But checking and reading blogs is still very much a part of my daily routine; trimming doesn’t mean I don’t want to read them, just that I want to focus on quality content that makes me think.
So, to that end: recommend a horse blog or two to me. What are you reading now? Whose blog should everyone be reading?
I’m still thinking and working hard on my posting mechanics: how do I move as quickly as my trainer wants me to, and build a better and more stable posting base as we re-establish Tristan’s baseline for forward and through?
For about a month now I’ve been attending CrossFit classes locally. (Well, not quite CrossFit, but an intro/on-ramp/learning class that is designed to teach CrossFit basics as well as do a workout.) I am…not really an exercise person, but I am enjoying it. And I’ve already noticed that it has given me additional strength and body perception. So my plan is to keep going with it as long as I can; it’s really, really hard to fit in schedule-wise and budget-wise but it’s also become very important to me very quickly. So, one more end of the candle to burn. (I need more candles.)
I’ve been working hard on a couple of things:
- flexibility and strength in my hip flexors, and thinking more of my hips as a hinge, warming them up by almost over-following the walk and then using a controlled open and close during posting
- focusing hard on stillness in my lower leg; my trainer took a video of me posting and I was horrified at how much I was still flopping my leg around and over-exposing him to my leg aid. So a quieter lower leg, sometimes almost off the saddle entirely
- thinking a lot about weight down through my leg as distributed, not just into the stirrup. Early on, I think, we over-focus on “drop your weight deep into your stirrup and down through your heel” and for me that developed into a lifelong habit to rely too much on weight in the stirrup. Because the more I weight the foot in the stirrup the more I use the stirrup to shove me up out of the saddle, which leads to more movement in my lower leg and if that’s where all the thrust is coming from – it’s not a stable base to move from, it’s too tippy.
- stupid #@!$#@$@ hands and keeping them still which means opening and closing my elbow joints

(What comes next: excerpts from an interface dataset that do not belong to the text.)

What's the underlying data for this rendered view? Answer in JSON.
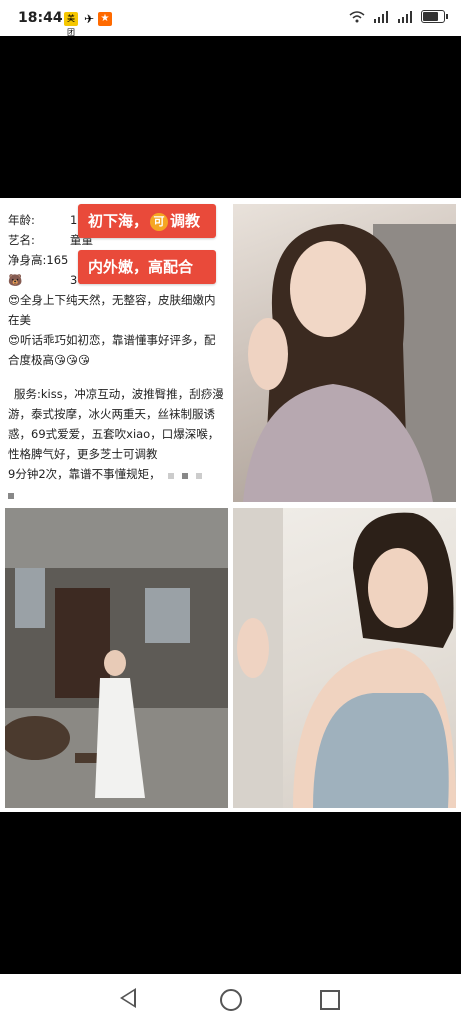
{
  "statusbar": {
    "time": "18:44",
    "app1": "美团",
    "app2": "✈",
    "app3": "★"
  },
  "profile": {
    "age_label": "年龄:",
    "age": "18",
    "name_label": "艺名:",
    "name": "童童",
    "height_label": "净身高:165",
    "size_icon": "🐻",
    "size": "36D",
    "line1": "😍全身上下纯天然，无整容，皮肤细嫩内在美",
    "line2": "😍听话乖巧如初恋，靠谱懂事好评多，配合度极高😘😘😘",
    "services": "服务:kiss，冲凉互动，波推臀推，刮痧漫游，泰式按摩，冰火两重天，丝袜制服诱惑，69式爱爱，五套吹xiao，口爆深喉，性格脾气好，更多芝士可调教",
    "extra": "9分钟2次，靠谱不事懂规矩，"
  },
  "badges": {
    "badge1_a": "初下海，",
    "badge1_circle": "可",
    "badge1_b": "调教",
    "badge2": "内外嫩，高配合"
  },
  "photos": {
    "photo1": "portrait-photo",
    "photo2": "outdoor-photo",
    "photo3": "tanktop-photo"
  }
}
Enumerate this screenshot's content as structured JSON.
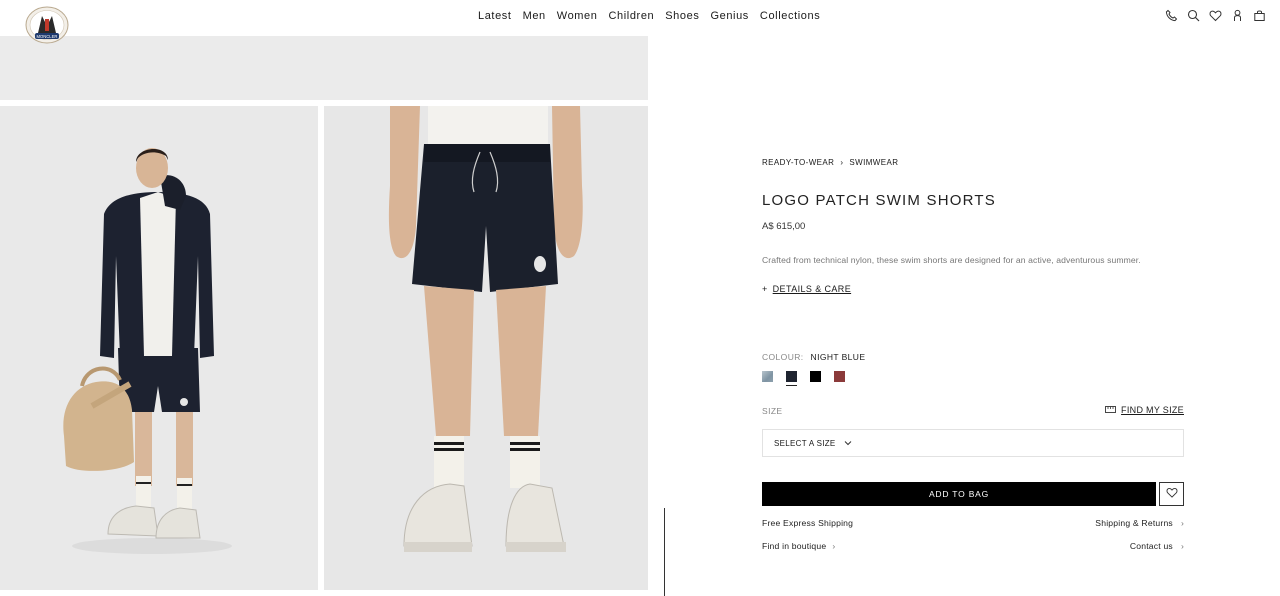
{
  "header": {
    "logo_text": "MONCLER",
    "nav": [
      "Latest",
      "Men",
      "Women",
      "Children",
      "Shoes",
      "Genius",
      "Collections"
    ],
    "icons": [
      "phone-icon",
      "search-icon",
      "heart-icon",
      "account-icon",
      "bag-icon"
    ]
  },
  "breadcrumb": {
    "parent": "READY-TO-WEAR",
    "separator": "›",
    "current": "SWIMWEAR"
  },
  "product": {
    "title": "LOGO PATCH SWIM SHORTS",
    "price": "A$ 615,00",
    "description": "Crafted from technical nylon, these swim shorts are designed for an active, adventurous summer.",
    "details_prefix": "+",
    "details_label": "DETAILS & CARE"
  },
  "colour": {
    "label": "COLOUR:",
    "selected": "NIGHT BLUE",
    "swatches": [
      {
        "name": "light-blue-grey",
        "color": "#8da0ad"
      },
      {
        "name": "night-blue",
        "color": "#1f2430",
        "selected": true
      },
      {
        "name": "black",
        "color": "#000000"
      },
      {
        "name": "red",
        "color": "#8b3a3a"
      }
    ]
  },
  "size": {
    "label": "SIZE",
    "find_size": "FIND MY SIZE",
    "select_label": "SELECT A SIZE",
    "caret": "⌄"
  },
  "actions": {
    "add_to_bag": "ADD TO BAG"
  },
  "links": {
    "free_shipping": "Free Express Shipping",
    "shipping_returns": "Shipping & Returns",
    "find_boutique": "Find in boutique",
    "contact": "Contact us",
    "chevron": "›"
  }
}
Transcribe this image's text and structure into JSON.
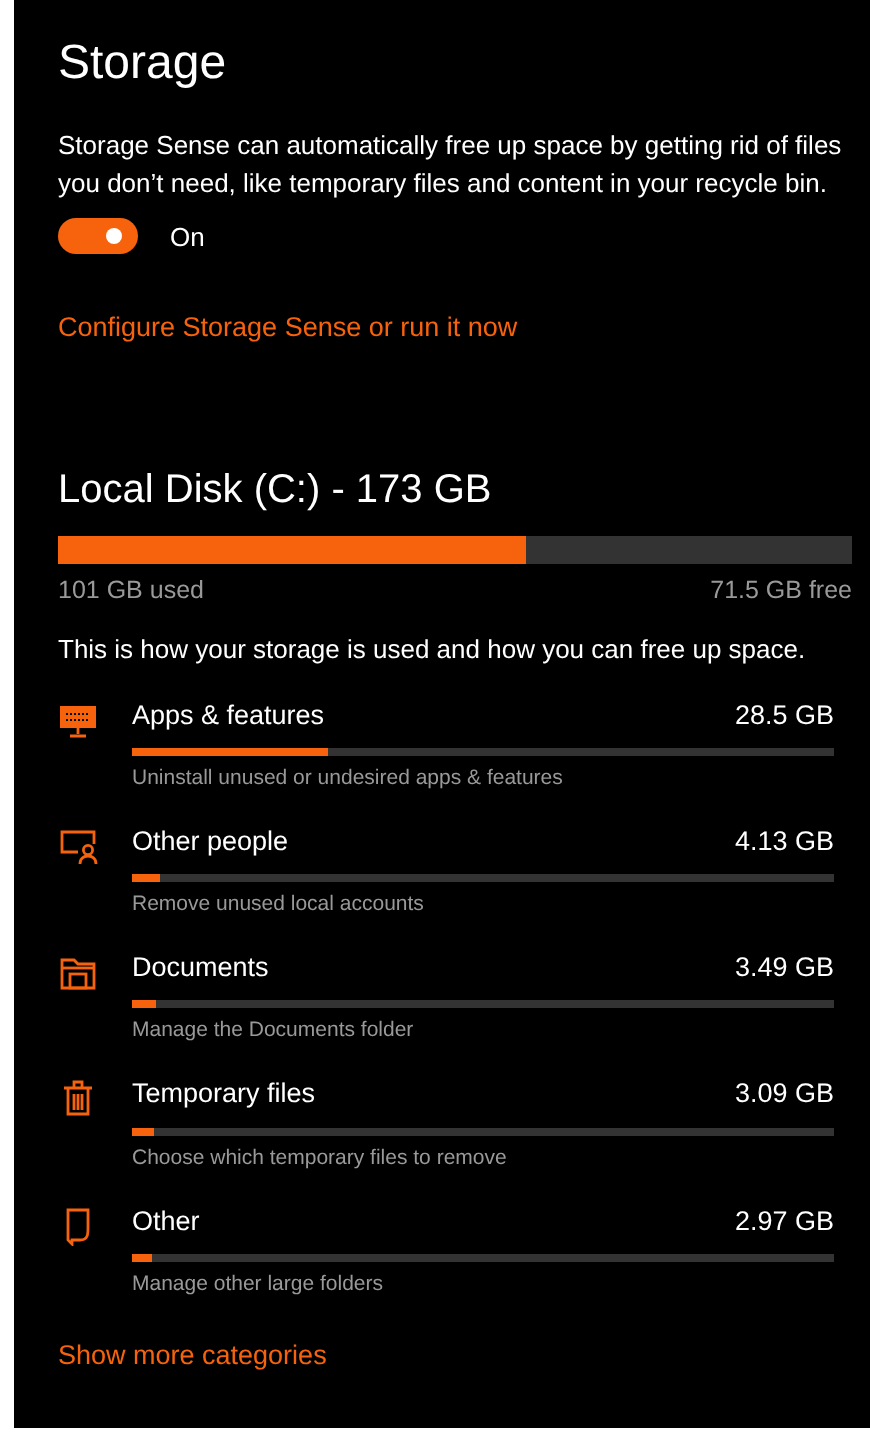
{
  "title": "Storage",
  "description": "Storage Sense can automatically free up space by getting rid of files you don’t need, like temporary files and content in your recycle bin.",
  "toggle": {
    "on": true,
    "label": "On"
  },
  "configure_link": "Configure Storage Sense or run it now",
  "disk": {
    "title": "Local Disk (C:) - 173 GB",
    "level": 0.59,
    "used": "101 GB used",
    "free": "71.5 GB free"
  },
  "intro": "This is how your storage is used and how you can free up space.",
  "categories": [
    {
      "name": "Apps & features",
      "size": "28.5 GB",
      "level": 0.28,
      "hint": "Uninstall unused or undesired apps & features"
    },
    {
      "name": "Other people",
      "size": "4.13 GB",
      "level": 0.04,
      "hint": "Remove unused local accounts"
    },
    {
      "name": "Documents",
      "size": "3.49 GB",
      "level": 0.034,
      "hint": "Manage the Documents folder"
    },
    {
      "name": "Temporary files",
      "size": "3.09 GB",
      "level": 0.03,
      "hint": "Choose which temporary files to remove"
    },
    {
      "name": "Other",
      "size": "2.97 GB",
      "level": 0.028,
      "hint": "Manage other large folders"
    }
  ],
  "more_link": "Show more categories"
}
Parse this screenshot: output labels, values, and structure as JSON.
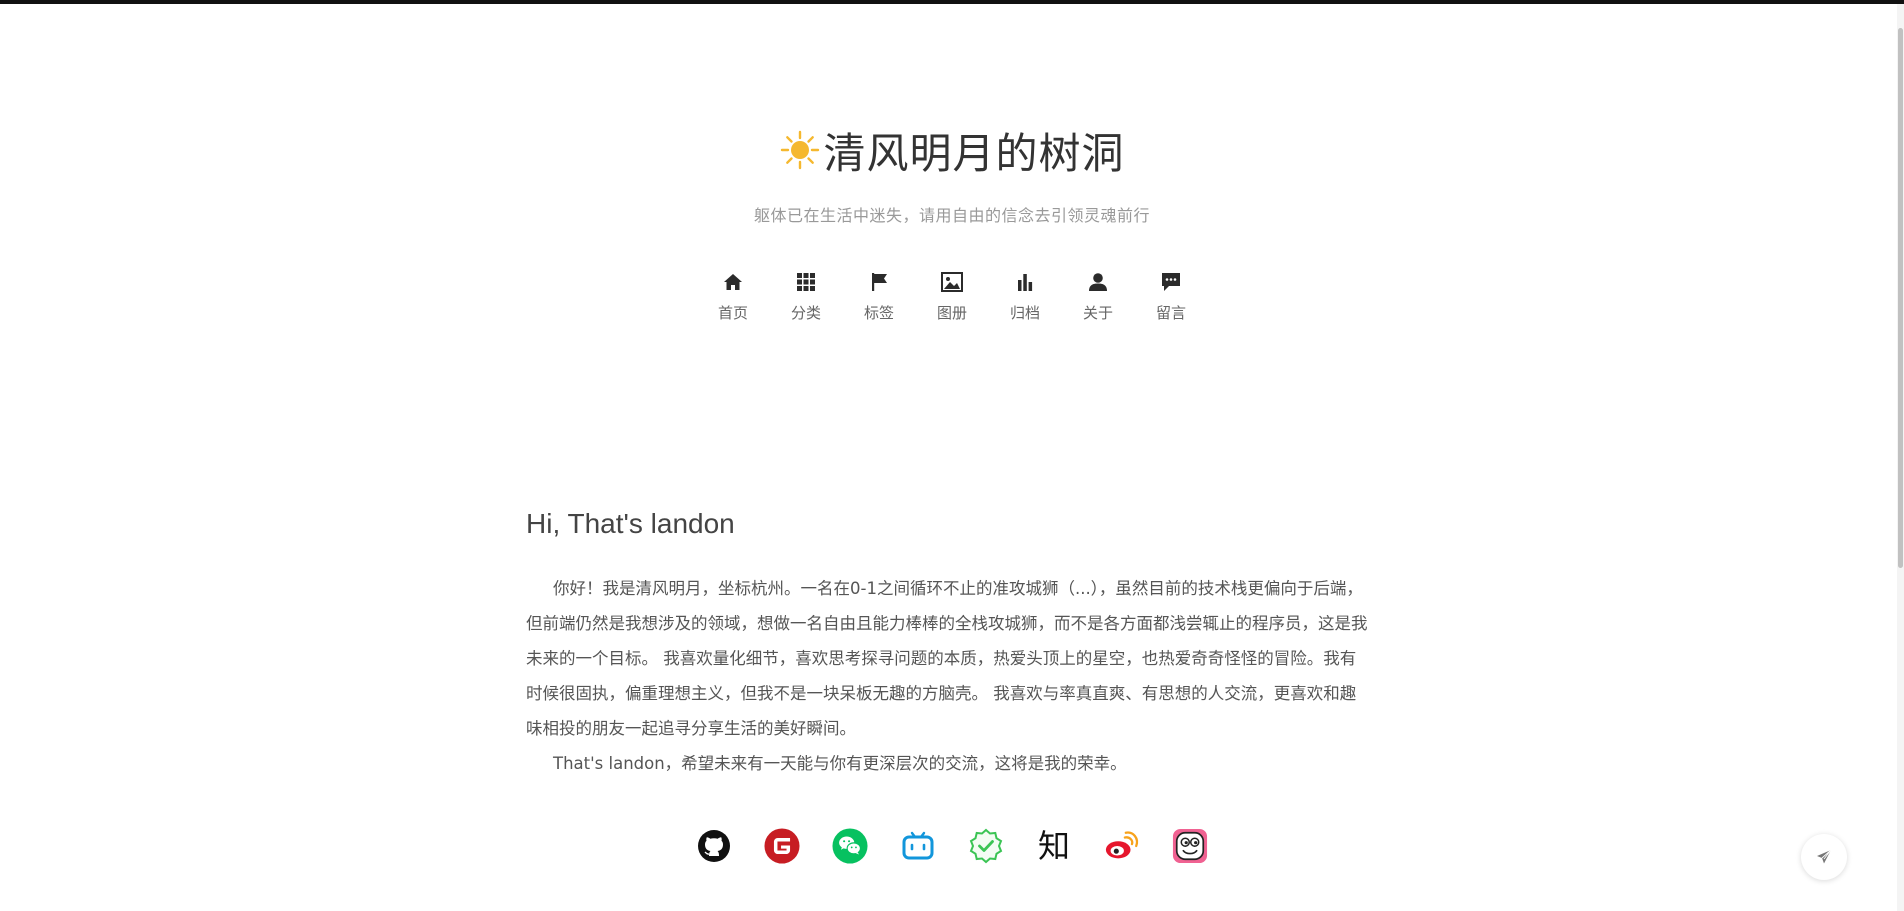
{
  "site": {
    "title": "清风明月的树洞",
    "subtitle": "躯体已在生活中迷失，请用自由的信念去引领灵魂前行"
  },
  "nav": {
    "items": [
      {
        "label": "首页",
        "icon": "home-icon"
      },
      {
        "label": "分类",
        "icon": "grid-icon"
      },
      {
        "label": "标签",
        "icon": "flag-icon"
      },
      {
        "label": "图册",
        "icon": "image-icon"
      },
      {
        "label": "归档",
        "icon": "bar-chart-icon"
      },
      {
        "label": "关于",
        "icon": "user-icon"
      },
      {
        "label": "留言",
        "icon": "message-icon"
      }
    ]
  },
  "main": {
    "heading": "Hi, That's landon",
    "paragraph1": "你好！我是清风明月，坐标杭州。一名在0-1之间循环不止的准攻城狮（...），虽然目前的技术栈更偏向于后端， 但前端仍然是我想涉及的领域，想做一名自由且能力棒棒的全栈攻城狮，而不是各方面都浅尝辄止的程序员，这是我未来的一个目标。 我喜欢量化细节，喜欢思考探寻问题的本质，热爱头顶上的星空，也热爱奇奇怪怪的冒险。我有时候很固执，偏重理想主义，但我不是一块呆板无趣的方脑壳。 我喜欢与率真直爽、有思想的人交流，更喜欢和趣味相投的朋友一起追寻分享生活的美好瞬间。",
    "paragraph2": "That's landon，希望未来有一天能与你有更深层次的交流，这将是我的荣幸。"
  },
  "social": {
    "items": [
      {
        "icon": "github-icon"
      },
      {
        "icon": "gitee-icon",
        "letter": "G"
      },
      {
        "icon": "wechat-icon"
      },
      {
        "icon": "bilibili-icon"
      },
      {
        "icon": "verified-icon"
      },
      {
        "icon": "zhihu-icon",
        "label": "知"
      },
      {
        "icon": "weibo-icon"
      },
      {
        "icon": "face-icon"
      }
    ]
  },
  "colors": {
    "sun": "#f5b82e",
    "github": "#111111",
    "gitee": "#c71d23",
    "wechat": "#07c160",
    "bilibili": "#1296db",
    "verified": "#3bc454",
    "weibo": "#e6162d",
    "face": "#f06292"
  }
}
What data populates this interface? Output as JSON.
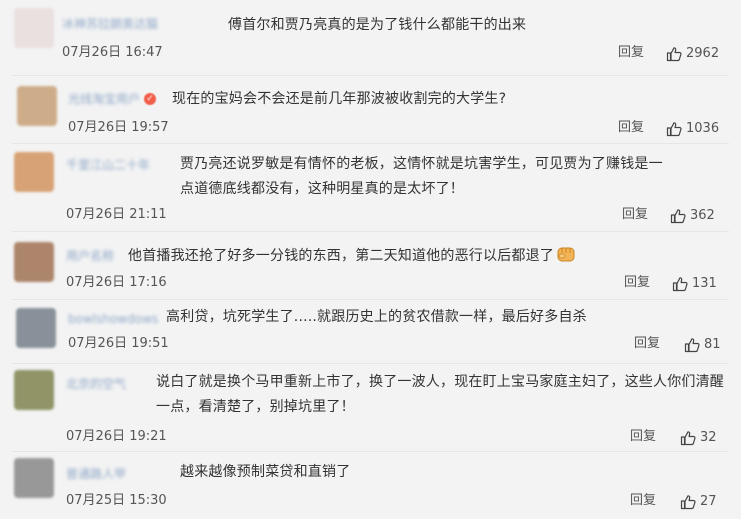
{
  "comments": [
    {
      "username": "冰神苏拉朗奥达猫",
      "text": "傅首尔和贾乃亮真的是为了钱什么都能干的出来",
      "time": "07月26日 16:47",
      "reply_label": "回复",
      "likes": "2962",
      "avatar_color": "#e7dcdc"
    },
    {
      "username": "光线淘宝用户",
      "text": "现在的宝妈会不会还是前几年那波被收割完的大学生?",
      "time": "07月26日 19:57",
      "reply_label": "回复",
      "likes": "1036",
      "avatar_color": "#c9a57e"
    },
    {
      "username": "千里江山二十年",
      "text": "贾乃亮还说罗敏是有情怀的老板，这情怀就是坑害学生，可见贾为了赚钱是一点道德底线都没有，这种明星真的是太坏了！",
      "time": "07月26日 21:11",
      "reply_label": "回复",
      "likes": "362",
      "avatar_color": "#d49a68"
    },
    {
      "username": "用户名称",
      "text": "他首播我还抢了好多一分钱的东西，第二天知道他的恶行以后都退了",
      "time": "07月26日 17:16",
      "reply_label": "回复",
      "likes": "131",
      "avatar_color": "#a57a5c"
    },
    {
      "username": "bowlshowdows",
      "text": "高利贷，坑死学生了.....就跟历史上的贫农借款一样，最后好多自杀",
      "time": "07月26日 19:51",
      "reply_label": "回复",
      "likes": "81",
      "avatar_color": "#7d8790"
    },
    {
      "username": "北京的空气",
      "text": "说白了就是换个马甲重新上市了，换了一波人，现在盯上宝马家庭主妇了，这些人你们清醒一点，看清楚了，别掉坑里了！",
      "time": "07月26日 19:21",
      "reply_label": "回复",
      "likes": "32",
      "avatar_color": "#868a58"
    },
    {
      "username": "普通路人甲",
      "text": "越来越像预制菜贷和直销了",
      "time": "07月25日 15:30",
      "reply_label": "回复",
      "likes": "27",
      "avatar_color": "#8f8f8f"
    }
  ],
  "colors": {
    "background": "#f3f3f3",
    "username": "#8fa8c8",
    "text": "#333333",
    "meta": "#555555",
    "badge": "#f25d4a"
  },
  "icons": {
    "like": "thumbs-up-outline-icon",
    "emoji": "fist-emoji-icon",
    "badge": "verified-badge-icon"
  }
}
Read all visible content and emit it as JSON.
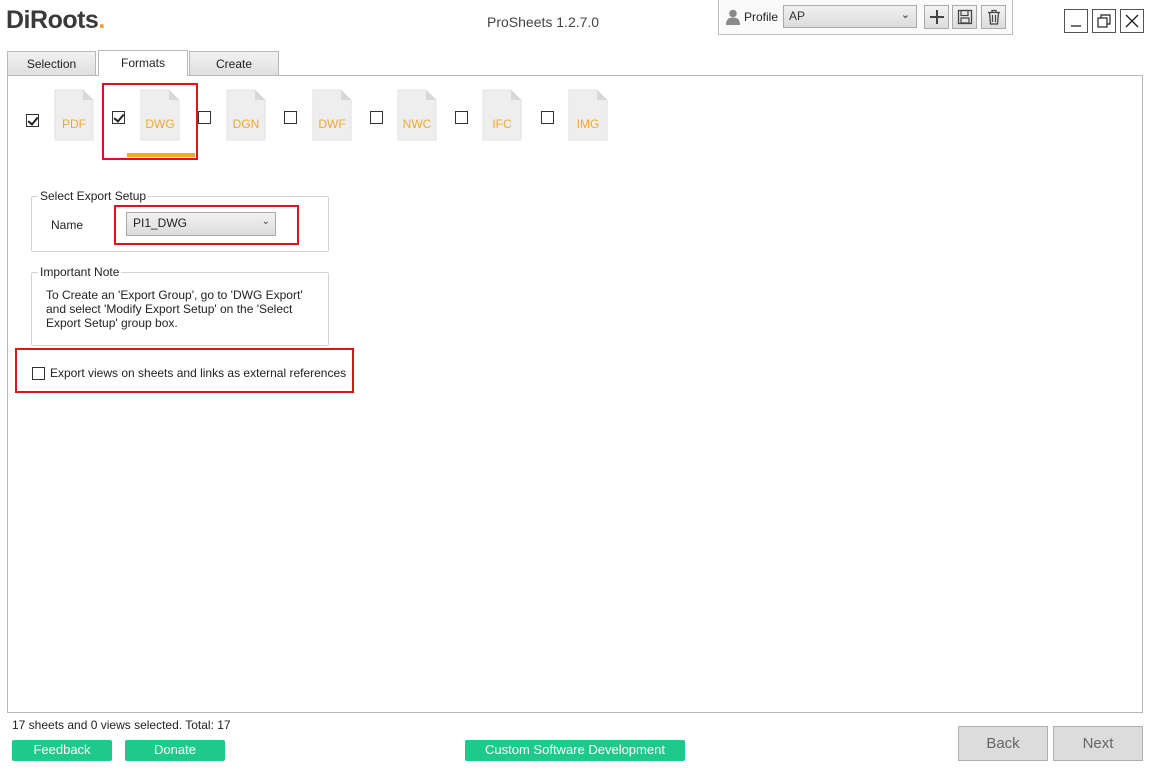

- sliiiiiiiightly tipping forward to stay off his back to encourage more hind end activity. it feels like I’m going full hunter but I’m probably only adding 1 or 2 degrees from straight. it’s also a better place to react from if he does something like trip or leave a hind leg behind so instead of caught behind the motion and sitting deep and back for a second I can maintain a stronger position over the saddle and flex my arms more easily to allow him the space he needs to have his dramatic moment but then bring him back quickly.
Whew. Boring, sorry, but it’s been an intensely thinky and physical couple of rides for all that we’ve mostly just been doing trot sets once we warm up.
I’ve been able to stack quite a few lessons recently, so here are a few good takeaways from recent ones.
- if I feel like he needs more bend (especially to the left) what he probably needs instead is to have his haunches moved over and be traveling straighter
- shoulder-fore to a turn on the diagonal, repeated in sequence for 5-6 times, is a great way to sharpen him up and get him lighter off his shoulders
- to quote S., “both of your hands are too low when they’re on the inside, but your left hand is criminal.” so yeah.
- in general, focus hard on hands closer together and higher up and more actively following, not buried in my lap waiting for, I dunno what, an imaginary down bank or something?
- if he offers to break to canter when I’m asking for more in the trot, then ask for the exact same thing I’m asking for in the trot – forward, into the bit, and supple